Data records section start

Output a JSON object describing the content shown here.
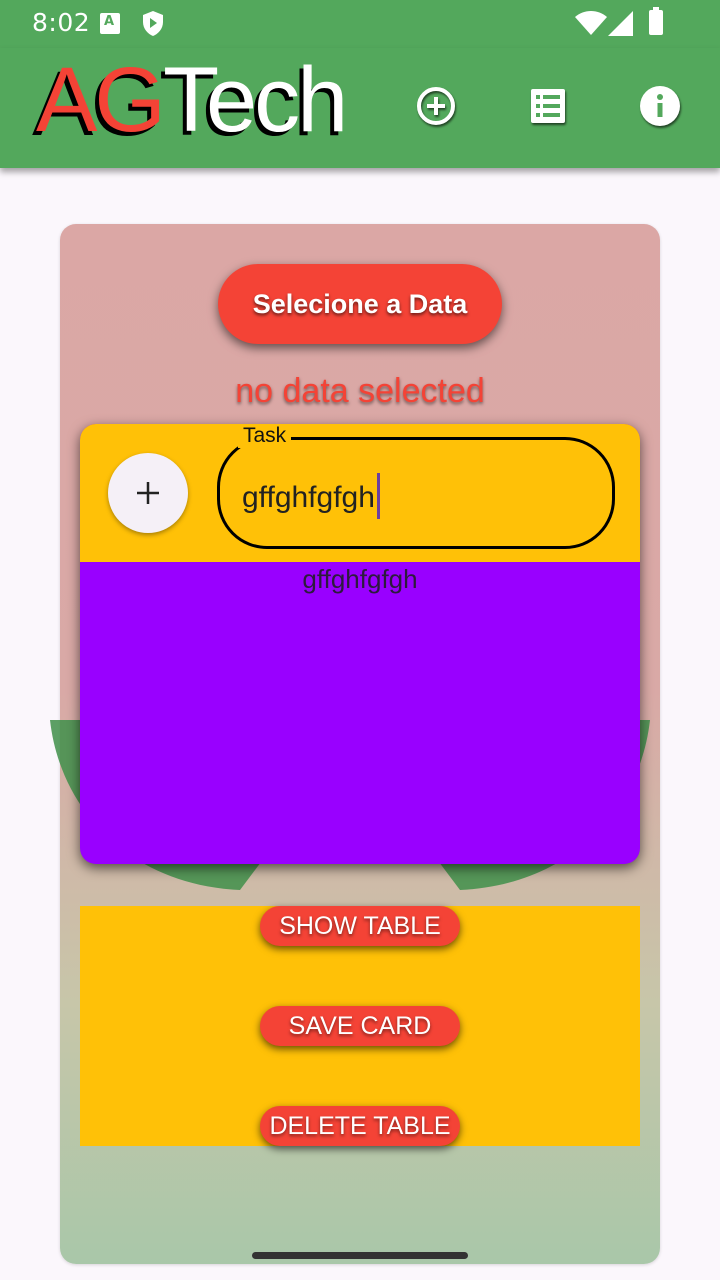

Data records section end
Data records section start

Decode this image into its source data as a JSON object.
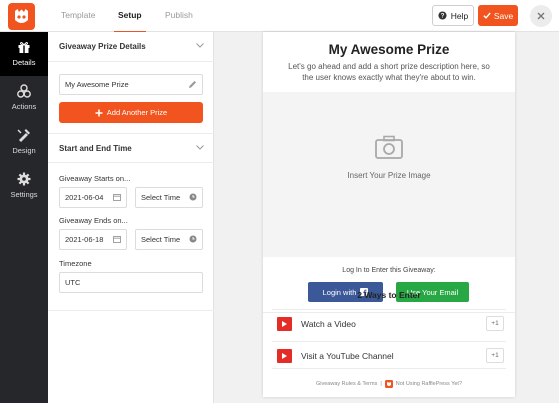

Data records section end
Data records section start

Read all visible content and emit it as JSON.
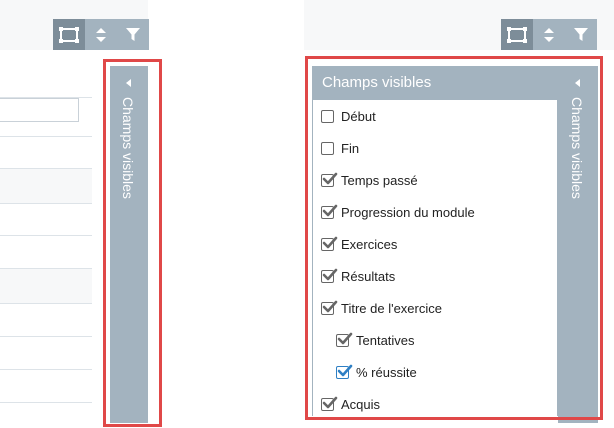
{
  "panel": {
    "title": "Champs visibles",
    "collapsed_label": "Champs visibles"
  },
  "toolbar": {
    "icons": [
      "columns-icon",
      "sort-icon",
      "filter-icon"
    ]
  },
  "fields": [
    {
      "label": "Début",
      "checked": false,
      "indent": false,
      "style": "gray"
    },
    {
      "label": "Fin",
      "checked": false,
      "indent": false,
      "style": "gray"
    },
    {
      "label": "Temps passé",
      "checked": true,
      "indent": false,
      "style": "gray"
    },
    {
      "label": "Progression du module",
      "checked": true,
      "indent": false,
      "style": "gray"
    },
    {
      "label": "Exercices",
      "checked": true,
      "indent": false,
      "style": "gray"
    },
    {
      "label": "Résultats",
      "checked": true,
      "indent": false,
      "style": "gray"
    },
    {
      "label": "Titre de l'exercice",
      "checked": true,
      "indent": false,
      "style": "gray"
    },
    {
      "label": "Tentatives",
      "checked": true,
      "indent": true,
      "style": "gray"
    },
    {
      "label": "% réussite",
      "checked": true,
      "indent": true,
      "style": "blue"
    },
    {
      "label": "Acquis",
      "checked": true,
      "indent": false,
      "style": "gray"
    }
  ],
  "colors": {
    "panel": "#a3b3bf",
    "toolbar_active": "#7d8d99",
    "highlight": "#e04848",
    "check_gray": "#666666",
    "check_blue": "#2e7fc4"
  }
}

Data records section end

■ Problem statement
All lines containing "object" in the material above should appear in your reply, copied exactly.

■ Written solution
Output a JSON object describing the content shown here.
Decode this image into its source data as a JSON object.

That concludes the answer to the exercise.